Undo Mistakes

If you tend to make a lot of mistakes or prefer to have a backup plan in case something goes wrong, Affinity Designer will have you fully covered. It lets you undo your changes for up to 8,000 times. And it includes history snapshots as well.

Illustrator has a limited amount of Undo’s allowed by default. You can change this in settings.

Clearly, no one would be crazy enough to spend hours clicking the undo button for 8,000 times. But, it’s nice to know you have the option.

Which Vector Editor is Better?

Even though we absolutely love everything about Affinity Designer, we still have to award the crown to Adobe Illustrator as the best software in the vector design industry.

In terms of usability, tools, features, community support, development, and overall functionality, Illustrator is still way ahead of all other vector design apps. For professionals, it’s the best app to use and to build a career around it.

However, you can still use Affinity Designer without all those unique traits of Illustrator. It will take some time to get used to the new environment and shortcuts, but Affinity Designer is a great alternative that’s worth giving a try. Especially if you’re new to graphic design, you should get started with Affinity Designer instead of Illustrator.

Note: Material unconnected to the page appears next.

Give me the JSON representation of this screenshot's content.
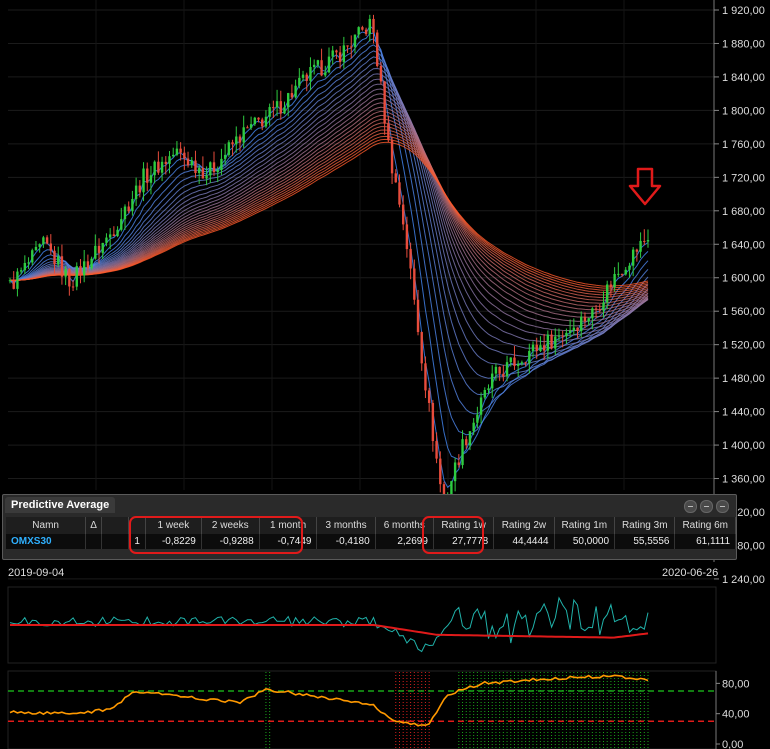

A free trial is available with all Affinity software. Give them a try to see if it’s worth the investment. And be sure to read our Affinity Photo vs Photoshop comparison as well.